Connections with the Post Office prompted me to wish for an advance reading copy of How the Post Office Created America by Winifred Gallagher from Penguin Press on my Net Galley account. Early memories of the train dropping off mail to be sorted and posted by our local village grocer in a corner of his store, the later importance of letters to our military family far from home through the APO, and Al’s second career as a rural mail carrier after his Army retirement, formed just a few of the reasons I wanted to read the book. Penguin kindly granted my wish.
The well-researched book recounts the ups and downs of the history of the post office with a couple of themes running throughout – cost and politics. While one might correctly think a historian would enjoy the book, it had other appeals as well. An excerpt from an 1857 love letter reads, “My dearest Ella . . . Every day have I been to the office, expect to find a letter from you, but every day I was doomed to be disappointed. . . I am very fond of sleigh riding, but I can not find any one to accompany me whose company is half so pleasant as yours. . .” This would have come after postage became affordable for the average citizen – and after the sender became the one to pay the postage rather than the recipient.
The country stores that I remembered got their turn along with the military mail and rural delivery. So did women who were hired as postmasters as early as the nineteenth century, particularly in rural areas. It would be a while before women were on equal footing with the men and before “he” and “postmaster” were seen as inaccurate terms for the one running the post office.

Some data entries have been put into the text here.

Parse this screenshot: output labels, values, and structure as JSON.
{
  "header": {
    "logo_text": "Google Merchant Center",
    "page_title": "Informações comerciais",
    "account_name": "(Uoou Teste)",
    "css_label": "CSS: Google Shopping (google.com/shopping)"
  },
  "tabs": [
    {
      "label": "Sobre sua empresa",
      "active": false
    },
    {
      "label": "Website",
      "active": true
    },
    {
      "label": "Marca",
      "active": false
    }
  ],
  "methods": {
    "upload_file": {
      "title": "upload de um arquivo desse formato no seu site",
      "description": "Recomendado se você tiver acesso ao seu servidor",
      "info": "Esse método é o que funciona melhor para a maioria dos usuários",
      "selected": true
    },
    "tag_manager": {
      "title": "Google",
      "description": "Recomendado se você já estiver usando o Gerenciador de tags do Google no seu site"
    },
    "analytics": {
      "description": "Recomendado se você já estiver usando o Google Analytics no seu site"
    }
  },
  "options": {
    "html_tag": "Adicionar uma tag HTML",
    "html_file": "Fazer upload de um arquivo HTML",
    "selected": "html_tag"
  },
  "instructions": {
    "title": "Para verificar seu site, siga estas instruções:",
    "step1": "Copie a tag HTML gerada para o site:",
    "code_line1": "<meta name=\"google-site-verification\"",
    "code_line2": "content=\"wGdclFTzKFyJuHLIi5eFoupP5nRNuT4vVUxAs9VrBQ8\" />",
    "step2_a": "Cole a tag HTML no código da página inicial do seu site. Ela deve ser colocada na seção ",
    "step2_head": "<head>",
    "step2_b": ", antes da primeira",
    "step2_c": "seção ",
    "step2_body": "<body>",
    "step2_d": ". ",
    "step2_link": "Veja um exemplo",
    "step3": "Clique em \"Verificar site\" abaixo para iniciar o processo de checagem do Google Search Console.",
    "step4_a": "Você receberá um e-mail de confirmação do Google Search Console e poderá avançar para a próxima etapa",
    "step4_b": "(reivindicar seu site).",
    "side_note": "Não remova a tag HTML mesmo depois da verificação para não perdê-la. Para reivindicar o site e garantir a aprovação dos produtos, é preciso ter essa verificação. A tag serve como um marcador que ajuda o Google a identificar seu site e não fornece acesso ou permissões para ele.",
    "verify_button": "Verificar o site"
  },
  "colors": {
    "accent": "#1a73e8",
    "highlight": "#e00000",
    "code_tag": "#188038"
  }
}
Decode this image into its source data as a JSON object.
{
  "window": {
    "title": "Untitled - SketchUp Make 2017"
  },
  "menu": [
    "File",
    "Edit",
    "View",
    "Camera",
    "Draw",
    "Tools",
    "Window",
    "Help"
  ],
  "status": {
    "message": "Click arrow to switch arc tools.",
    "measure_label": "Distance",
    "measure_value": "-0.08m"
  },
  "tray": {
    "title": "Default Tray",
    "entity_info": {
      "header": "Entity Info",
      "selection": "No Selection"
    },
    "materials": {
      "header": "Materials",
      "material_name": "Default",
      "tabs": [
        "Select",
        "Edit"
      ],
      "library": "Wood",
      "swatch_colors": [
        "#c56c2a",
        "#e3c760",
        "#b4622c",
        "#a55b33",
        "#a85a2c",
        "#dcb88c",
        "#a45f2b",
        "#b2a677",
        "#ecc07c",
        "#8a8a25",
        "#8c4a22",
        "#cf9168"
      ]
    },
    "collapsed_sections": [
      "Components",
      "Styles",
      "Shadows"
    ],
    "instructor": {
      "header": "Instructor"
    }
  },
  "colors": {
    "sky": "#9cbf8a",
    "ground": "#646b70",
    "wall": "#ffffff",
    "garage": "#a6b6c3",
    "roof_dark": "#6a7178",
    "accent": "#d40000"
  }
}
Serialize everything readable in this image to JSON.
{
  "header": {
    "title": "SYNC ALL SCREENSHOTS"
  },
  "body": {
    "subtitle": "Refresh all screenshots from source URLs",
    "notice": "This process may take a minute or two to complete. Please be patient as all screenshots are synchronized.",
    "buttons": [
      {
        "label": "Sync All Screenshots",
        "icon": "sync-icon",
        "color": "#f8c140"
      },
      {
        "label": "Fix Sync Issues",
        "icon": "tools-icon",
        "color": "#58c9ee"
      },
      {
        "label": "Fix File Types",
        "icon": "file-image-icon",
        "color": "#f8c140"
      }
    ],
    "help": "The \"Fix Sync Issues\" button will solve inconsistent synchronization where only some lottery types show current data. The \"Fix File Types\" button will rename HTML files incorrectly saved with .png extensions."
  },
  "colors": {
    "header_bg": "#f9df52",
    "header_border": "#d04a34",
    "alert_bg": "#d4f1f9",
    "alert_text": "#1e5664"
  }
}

In the book that goes on sale July 12, the author finds a way to make the history both informative and entertaining. She closes with her assessment of where the post office should go in the future with a telling quote, as efforts to scale back have received an outcry from the public. “Legislators are well aware of the venerable maxim that one of the few things your congressman can do for you is to save your post office.”